Faded photographs from a century ago sprawled across a table inside the Somervell County Heritage Center this week. In one, a family stood in front of a white frame house with gingerbread trim. In another, workers toiled on a railroad bridge high above a river.
The limestone structure on Barnard Street once housed the First National Bank Building. Inside, it smells musty, a tantalizing scent to those who love to delve into the past and track their ancestors. It smells like history.
Betty Gosdin has been the face of the Heritage Center since 1995 when it opened. By Sept. 30, though, she'll likely be out of a job.
Gosdin has spent the past few days fielding calls from people expressing their disappointment that the center is slated for closure.
“They just can't believe it,” Gosdin said. “But what can I do.”
As Somevell County looks for ways to cut its budget, the Heritage Center jobs, as well as the full-time position at the Somervell County Historic Commission, are on the chopping block. County Judge Mike Ford broke the news to Gosdin, clerk Rhonda Duffie and the historical commission's long-time director Dorothy Leach late last week.
“I hate to do it,” Ford said. “It's hard for me and I've squirmed a lot. I don't fault anyone for having a negative reaction after years of giving their lives to something that's been their baby.”
Ford has not yet presented his budget proposal to Somervell County commissioners but expected to do so by mid-August. The county's next fiscal year budget begins Oct. 1, so commissioners must approve a new budget before then.
He said he wanted to give the employees as much advance warning as possible so they can look for other jobs or make other plans.
The Heritage Center will still have a budget for the building, air-conditioning/heating and other expenses. Ford said he hopes it can reopen with volunteers.
Other county departments will have their budgets trimmed as well, Ford said. Some job positions that have been open will not be filled. The bottom line is that he wants to avoid raising the tax rate.
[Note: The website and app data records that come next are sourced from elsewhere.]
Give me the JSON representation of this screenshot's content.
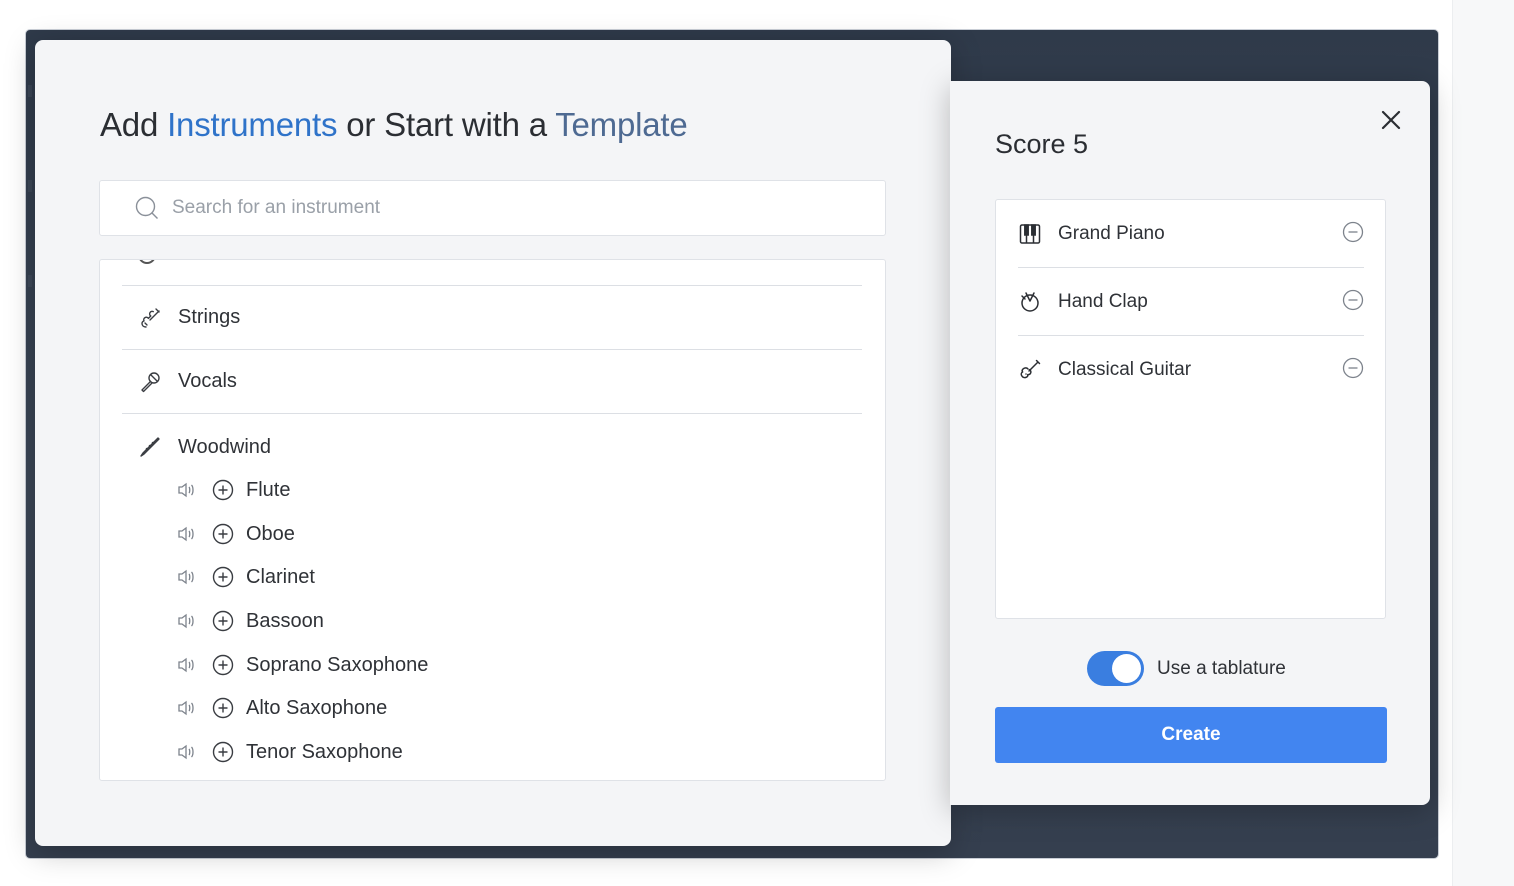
{
  "dialog": {
    "title_prefix": "Add ",
    "title_link_instruments": "Instruments",
    "title_middle": " or Start with a ",
    "title_link_template": "Template",
    "search_placeholder": "Search for an instrument",
    "categories": [
      {
        "label": "Strings",
        "icon": "violin-icon"
      },
      {
        "label": "Vocals",
        "icon": "microphone-icon"
      },
      {
        "label": "Woodwind",
        "icon": "clarinet-icon"
      }
    ],
    "woodwind_instruments": [
      "Flute",
      "Oboe",
      "Clarinet",
      "Bassoon",
      "Soprano Saxophone",
      "Alto Saxophone",
      "Tenor Saxophone"
    ]
  },
  "score": {
    "title": "Score 5",
    "instruments": [
      {
        "label": "Grand Piano",
        "icon": "piano-keys-icon"
      },
      {
        "label": "Hand Clap",
        "icon": "drum-icon"
      },
      {
        "label": "Classical Guitar",
        "icon": "guitar-icon"
      }
    ],
    "tablature_label": "Use a tablature",
    "tablature_enabled": true,
    "create_label": "Create"
  },
  "colors": {
    "accent": "#4285f0",
    "title_link": "#2f73c9",
    "title_link_secondary": "#4e6a92",
    "toggle_on": "#3a7ee0"
  }
}
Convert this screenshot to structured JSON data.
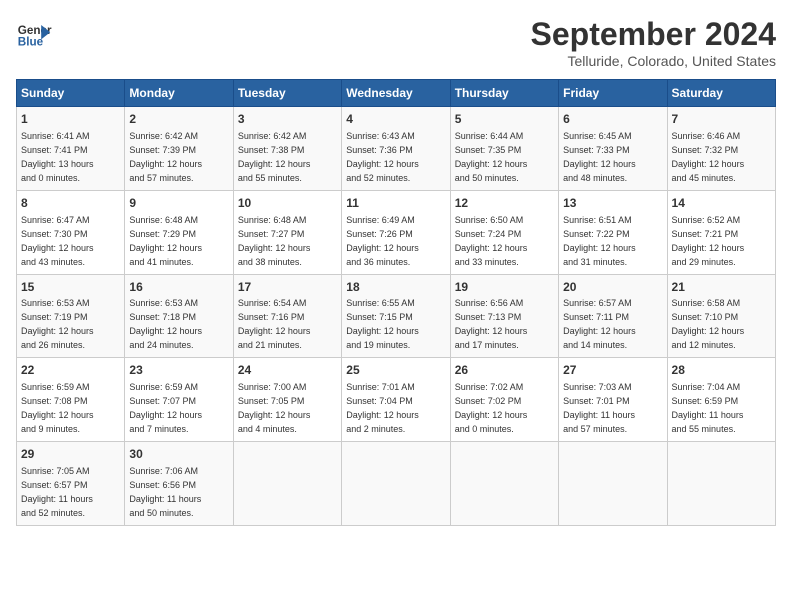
{
  "header": {
    "logo_line1": "General",
    "logo_line2": "Blue",
    "title": "September 2024",
    "subtitle": "Telluride, Colorado, United States"
  },
  "days_of_week": [
    "Sunday",
    "Monday",
    "Tuesday",
    "Wednesday",
    "Thursday",
    "Friday",
    "Saturday"
  ],
  "weeks": [
    [
      {
        "day": "1",
        "info": "Sunrise: 6:41 AM\nSunset: 7:41 PM\nDaylight: 13 hours\nand 0 minutes."
      },
      {
        "day": "2",
        "info": "Sunrise: 6:42 AM\nSunset: 7:39 PM\nDaylight: 12 hours\nand 57 minutes."
      },
      {
        "day": "3",
        "info": "Sunrise: 6:42 AM\nSunset: 7:38 PM\nDaylight: 12 hours\nand 55 minutes."
      },
      {
        "day": "4",
        "info": "Sunrise: 6:43 AM\nSunset: 7:36 PM\nDaylight: 12 hours\nand 52 minutes."
      },
      {
        "day": "5",
        "info": "Sunrise: 6:44 AM\nSunset: 7:35 PM\nDaylight: 12 hours\nand 50 minutes."
      },
      {
        "day": "6",
        "info": "Sunrise: 6:45 AM\nSunset: 7:33 PM\nDaylight: 12 hours\nand 48 minutes."
      },
      {
        "day": "7",
        "info": "Sunrise: 6:46 AM\nSunset: 7:32 PM\nDaylight: 12 hours\nand 45 minutes."
      }
    ],
    [
      {
        "day": "8",
        "info": "Sunrise: 6:47 AM\nSunset: 7:30 PM\nDaylight: 12 hours\nand 43 minutes."
      },
      {
        "day": "9",
        "info": "Sunrise: 6:48 AM\nSunset: 7:29 PM\nDaylight: 12 hours\nand 41 minutes."
      },
      {
        "day": "10",
        "info": "Sunrise: 6:48 AM\nSunset: 7:27 PM\nDaylight: 12 hours\nand 38 minutes."
      },
      {
        "day": "11",
        "info": "Sunrise: 6:49 AM\nSunset: 7:26 PM\nDaylight: 12 hours\nand 36 minutes."
      },
      {
        "day": "12",
        "info": "Sunrise: 6:50 AM\nSunset: 7:24 PM\nDaylight: 12 hours\nand 33 minutes."
      },
      {
        "day": "13",
        "info": "Sunrise: 6:51 AM\nSunset: 7:22 PM\nDaylight: 12 hours\nand 31 minutes."
      },
      {
        "day": "14",
        "info": "Sunrise: 6:52 AM\nSunset: 7:21 PM\nDaylight: 12 hours\nand 29 minutes."
      }
    ],
    [
      {
        "day": "15",
        "info": "Sunrise: 6:53 AM\nSunset: 7:19 PM\nDaylight: 12 hours\nand 26 minutes."
      },
      {
        "day": "16",
        "info": "Sunrise: 6:53 AM\nSunset: 7:18 PM\nDaylight: 12 hours\nand 24 minutes."
      },
      {
        "day": "17",
        "info": "Sunrise: 6:54 AM\nSunset: 7:16 PM\nDaylight: 12 hours\nand 21 minutes."
      },
      {
        "day": "18",
        "info": "Sunrise: 6:55 AM\nSunset: 7:15 PM\nDaylight: 12 hours\nand 19 minutes."
      },
      {
        "day": "19",
        "info": "Sunrise: 6:56 AM\nSunset: 7:13 PM\nDaylight: 12 hours\nand 17 minutes."
      },
      {
        "day": "20",
        "info": "Sunrise: 6:57 AM\nSunset: 7:11 PM\nDaylight: 12 hours\nand 14 minutes."
      },
      {
        "day": "21",
        "info": "Sunrise: 6:58 AM\nSunset: 7:10 PM\nDaylight: 12 hours\nand 12 minutes."
      }
    ],
    [
      {
        "day": "22",
        "info": "Sunrise: 6:59 AM\nSunset: 7:08 PM\nDaylight: 12 hours\nand 9 minutes."
      },
      {
        "day": "23",
        "info": "Sunrise: 6:59 AM\nSunset: 7:07 PM\nDaylight: 12 hours\nand 7 minutes."
      },
      {
        "day": "24",
        "info": "Sunrise: 7:00 AM\nSunset: 7:05 PM\nDaylight: 12 hours\nand 4 minutes."
      },
      {
        "day": "25",
        "info": "Sunrise: 7:01 AM\nSunset: 7:04 PM\nDaylight: 12 hours\nand 2 minutes."
      },
      {
        "day": "26",
        "info": "Sunrise: 7:02 AM\nSunset: 7:02 PM\nDaylight: 12 hours\nand 0 minutes."
      },
      {
        "day": "27",
        "info": "Sunrise: 7:03 AM\nSunset: 7:01 PM\nDaylight: 11 hours\nand 57 minutes."
      },
      {
        "day": "28",
        "info": "Sunrise: 7:04 AM\nSunset: 6:59 PM\nDaylight: 11 hours\nand 55 minutes."
      }
    ],
    [
      {
        "day": "29",
        "info": "Sunrise: 7:05 AM\nSunset: 6:57 PM\nDaylight: 11 hours\nand 52 minutes."
      },
      {
        "day": "30",
        "info": "Sunrise: 7:06 AM\nSunset: 6:56 PM\nDaylight: 11 hours\nand 50 minutes."
      },
      {
        "day": "",
        "info": ""
      },
      {
        "day": "",
        "info": ""
      },
      {
        "day": "",
        "info": ""
      },
      {
        "day": "",
        "info": ""
      },
      {
        "day": "",
        "info": ""
      }
    ]
  ]
}
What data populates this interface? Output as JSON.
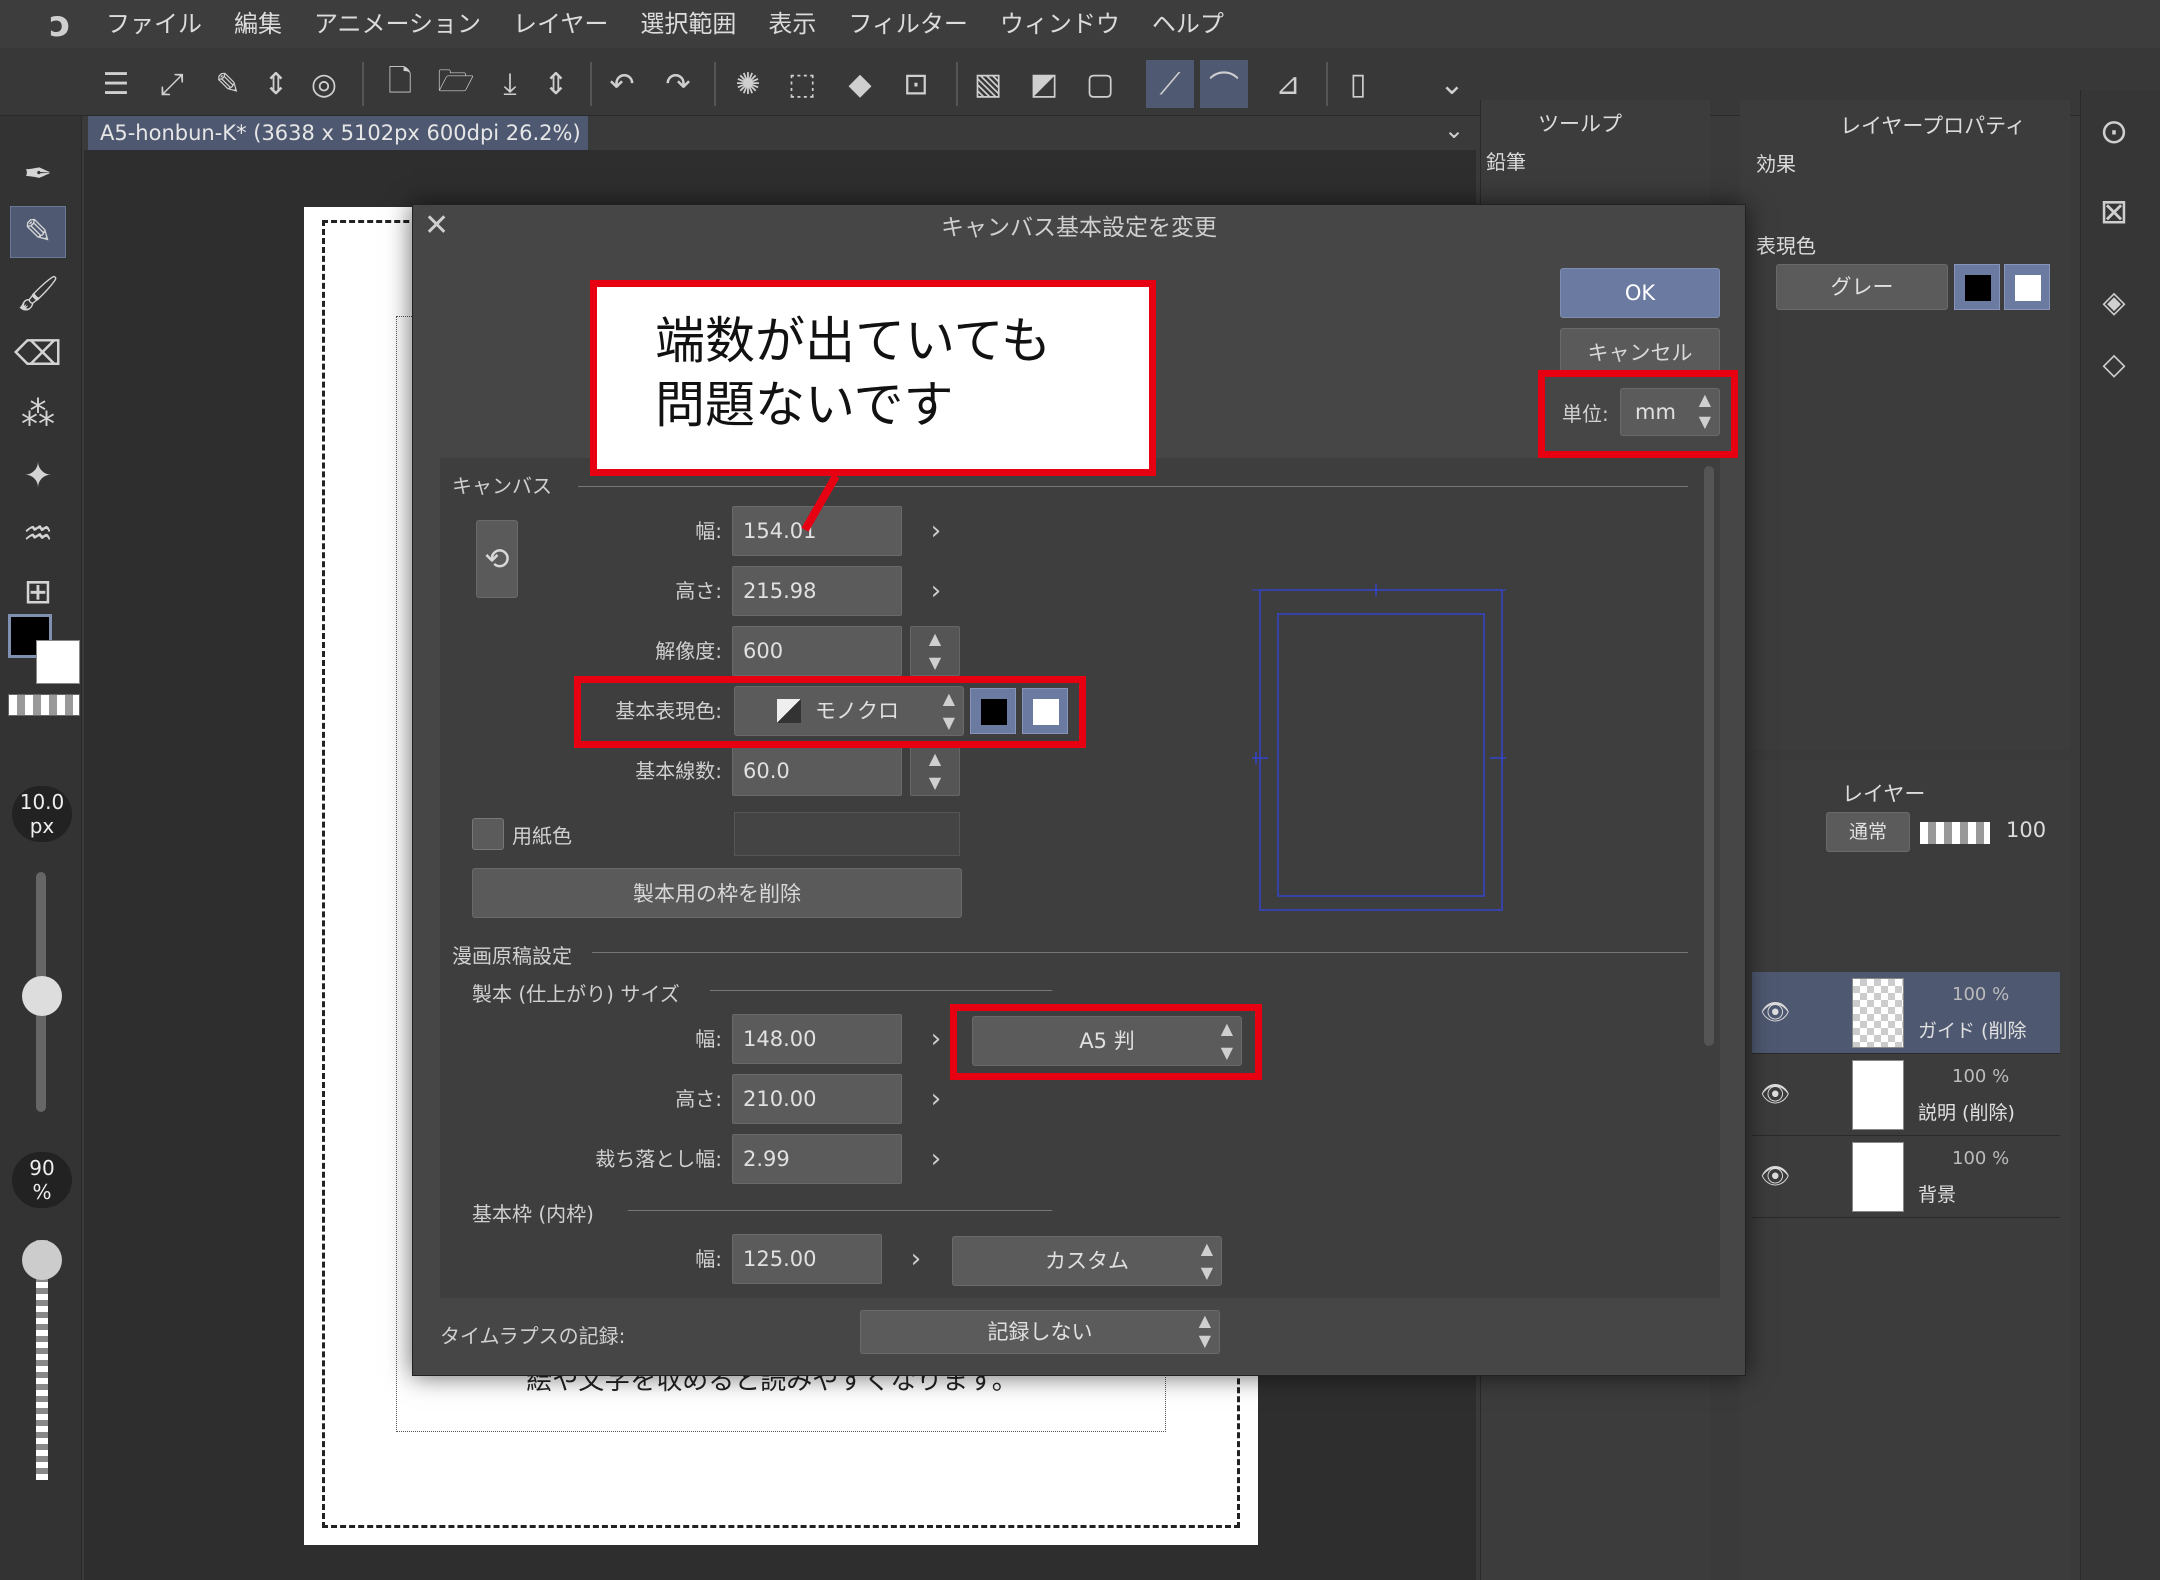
{
  "menu": [
    "ファイル",
    "編集",
    "アニメーション",
    "レイヤー",
    "選択範囲",
    "表示",
    "フィルター",
    "ウィンドウ",
    "ヘルプ"
  ],
  "canvas_tab": "A5-honbun-K* (3638 x 5102px 600dpi 26.2%)",
  "left_tools": {
    "brush_size": "10.0",
    "brush_unit": "px",
    "opacity_value": "90",
    "opacity_unit": "%"
  },
  "tool_panel": {
    "tab": "ツールプ",
    "sub_tool": "鉛筆"
  },
  "layer_property": {
    "tab": "レイヤープロパティ",
    "effect_label": "効果",
    "color_label": "表現色",
    "color_value": "グレー"
  },
  "layer_panel": {
    "tab": "レイヤー",
    "blend_mode": "通常",
    "opacity": "100",
    "layers": [
      {
        "name": "ガイド (削除",
        "opacity": "100 %"
      },
      {
        "name": "説明 (削除)",
        "opacity": "100 %"
      },
      {
        "name": "背景",
        "opacity": "100 %"
      }
    ]
  },
  "paper_note": "絵や文字を収めると読みやすくなります。",
  "dialog": {
    "title": "キャンバス基本設定を変更",
    "ok": "OK",
    "cancel": "キャンセル",
    "unit_label": "単位:",
    "unit_value": "mm",
    "canvas_section": "キャンバス",
    "width_label": "幅:",
    "width_value": "154.01",
    "height_label": "高さ:",
    "height_value": "215.98",
    "resolution_label": "解像度:",
    "resolution_value": "600",
    "color_mode_label": "基本表現色:",
    "color_mode_value": "モノクロ",
    "lines_label": "基本線数:",
    "lines_value": "60.0",
    "paper_color_label": "用紙色",
    "remove_frame_button": "製本用の枠を削除",
    "manga_section": "漫画原稿設定",
    "trim_section": "製本 (仕上がり) サイズ",
    "trim_width_label": "幅:",
    "trim_width_value": "148.00",
    "trim_preset": "A5 判",
    "trim_height_label": "高さ:",
    "trim_height_value": "210.00",
    "bleed_label": "裁ち落とし幅:",
    "bleed_value": "2.99",
    "inner_frame_section": "基本枠 (内枠)",
    "inner_width_label": "幅:",
    "inner_width_value": "125.00",
    "inner_preset": "カスタム",
    "timelapse_label": "タイムラプスの記録:",
    "timelapse_value": "記録しない"
  },
  "callout": {
    "line1": "端数が出ていても",
    "line2": "問題ないです"
  },
  "colors": {
    "accent": "#6b7aa0",
    "highlight": "#e60012",
    "panel": "#3c3c3c"
  }
}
“This is not over,” he added. “Until I put forth the budget, there are others that are going to be affected and making sacrifices.”
The county's current tax rate is 35.5 cents per $100 of assessed property value. Last year the county's tax roll totaled more than $3.25 billion and it's grown this year, Ford said. But so have expenses and requirements.
Ford added that closing the center and commission office in the Somervell County Courthouse are not “done deals” yet.
“If the county citizens want these things (such as the Heritage Center and historical commission to be open and staffed), I'm more than willing to raise the tax rate,” Ford said. “But I'm not getting an overwhelming impression from the citizens of this county that they want to raise taxes.”
The center's genealogy collection focuses on southern states, although it has material from every state. Books on Somervell County — some authored by Gosdin, Duffie and produced by the Heritage Center — fill nine shelves alone. Material about other counties and Texana consume other bookcases.
Upstairs, the repository holds microfilmed newspaper editions. Binders brim with county archival records, from death certificates to marriage licenses. Collections from prominent area families and local organizations reside at the archive as well, as do maps of churches and cemeteries.
Genealogists following the trails of their past have visited the library to pore over local obituary notices, birth and death records and U.S. Census data for many Texas counties. Computer workstations paid for by the Paluxy Valley Archives and Genealogy Society give researchers access to CD-ROM and the Internet.
Gosdin, volunteer Mary Taylor and Anthony Blanco, who works at the center part-time (paid for by the genealogy society) said it would be difficult to continue the center's activities with volunteers and fulfill its mission once the doors close. The center has been open six days a week and receives an average of about 20 visitors a day as well as many phone calls. (See a related Letter to the Editor on the Opinion page.)
“You might get volunteers to keep it open if they knew it was going to stop for a year,” Taylor said. “But not if it's open-ended.”
Suggestions have been made that the center's archives be given to another institution, such as Baylor University. But that's more than a hour's drive away.
“There's no sense in just boxing it up and putting it somewhere because it'll never be used,” Taylor said.